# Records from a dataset
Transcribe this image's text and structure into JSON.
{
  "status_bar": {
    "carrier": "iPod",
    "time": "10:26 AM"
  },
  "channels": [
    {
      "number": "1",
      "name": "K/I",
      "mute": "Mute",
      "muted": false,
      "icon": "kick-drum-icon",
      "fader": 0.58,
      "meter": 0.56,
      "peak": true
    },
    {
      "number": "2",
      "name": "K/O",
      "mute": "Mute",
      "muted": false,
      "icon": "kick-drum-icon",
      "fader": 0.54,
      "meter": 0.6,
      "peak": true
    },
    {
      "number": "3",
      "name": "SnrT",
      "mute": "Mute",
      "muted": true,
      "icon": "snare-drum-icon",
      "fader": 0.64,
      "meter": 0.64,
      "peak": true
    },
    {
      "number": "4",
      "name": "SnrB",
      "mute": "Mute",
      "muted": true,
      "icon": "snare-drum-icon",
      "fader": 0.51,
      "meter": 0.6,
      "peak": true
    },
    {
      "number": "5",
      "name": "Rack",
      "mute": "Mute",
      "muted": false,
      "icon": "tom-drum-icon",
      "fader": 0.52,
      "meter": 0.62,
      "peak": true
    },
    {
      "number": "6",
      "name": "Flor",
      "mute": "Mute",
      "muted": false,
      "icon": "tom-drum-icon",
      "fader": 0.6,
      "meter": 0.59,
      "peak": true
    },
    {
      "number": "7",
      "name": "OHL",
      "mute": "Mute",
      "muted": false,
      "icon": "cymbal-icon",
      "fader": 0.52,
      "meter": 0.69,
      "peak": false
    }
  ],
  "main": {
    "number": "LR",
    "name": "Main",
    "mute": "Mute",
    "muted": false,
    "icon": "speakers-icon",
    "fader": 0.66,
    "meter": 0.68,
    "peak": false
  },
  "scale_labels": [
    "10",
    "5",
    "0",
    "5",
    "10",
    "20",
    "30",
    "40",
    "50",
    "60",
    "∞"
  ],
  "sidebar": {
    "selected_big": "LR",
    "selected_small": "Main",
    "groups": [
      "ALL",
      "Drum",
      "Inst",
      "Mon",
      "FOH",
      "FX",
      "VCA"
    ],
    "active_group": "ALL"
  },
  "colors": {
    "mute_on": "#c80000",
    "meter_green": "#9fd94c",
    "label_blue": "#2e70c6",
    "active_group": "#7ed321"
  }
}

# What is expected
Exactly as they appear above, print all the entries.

# Answer to this exercise
Transcribe this image's text and structure into JSON.
{
  "status_bar": {
    "carrier": "iPod",
    "time": "10:26 AM"
  },
  "channels": [
    {
      "number": "1",
      "name": "K/I",
      "mute": "Mute",
      "muted": false,
      "icon": "kick-drum-icon",
      "fader": 0.58,
      "meter": 0.56,
      "peak": true
    },
    {
      "number": "2",
      "name": "K/O",
      "mute": "Mute",
      "muted": false,
      "icon": "kick-drum-icon",
      "fader": 0.54,
      "meter": 0.6,
      "peak": true
    },
    {
      "number": "3",
      "name": "SnrT",
      "mute": "Mute",
      "muted": true,
      "icon": "snare-drum-icon",
      "fader": 0.64,
      "meter": 0.64,
      "peak": true
    },
    {
      "number": "4",
      "name": "SnrB",
      "mute": "Mute",
      "muted": true,
      "icon": "snare-drum-icon",
      "fader": 0.51,
      "meter": 0.6,
      "peak": true
    },
    {
      "number": "5",
      "name": "Rack",
      "mute": "Mute",
      "muted": false,
      "icon": "tom-drum-icon",
      "fader": 0.52,
      "meter": 0.62,
      "peak": true
    },
    {
      "number": "6",
      "name": "Flor",
      "mute": "Mute",
      "muted": false,
      "icon": "tom-drum-icon",
      "fader": 0.6,
      "meter": 0.59,
      "peak": true
    },
    {
      "number": "7",
      "name": "OHL",
      "mute": "Mute",
      "muted": false,
      "icon": "cymbal-icon",
      "fader": 0.52,
      "meter": 0.69,
      "peak": false
    }
  ],
  "main": {
    "number": "LR",
    "name": "Main",
    "mute": "Mute",
    "muted": false,
    "icon": "speakers-icon",
    "fader": 0.66,
    "meter": 0.68,
    "peak": false
  },
  "scale_labels": [
    "10",
    "5",
    "0",
    "5",
    "10",
    "20",
    "30",
    "40",
    "50",
    "60",
    "∞"
  ],
  "sidebar": {
    "selected_big": "LR",
    "selected_small": "Main",
    "groups": [
      "ALL",
      "Drum",
      "Inst",
      "Mon",
      "FOH",
      "FX",
      "VCA"
    ],
    "active_group": "ALL"
  },
  "colors": {
    "mute_on": "#c80000",
    "meter_green": "#9fd94c",
    "label_blue": "#2e70c6",
    "active_group": "#7ed321"
  }
}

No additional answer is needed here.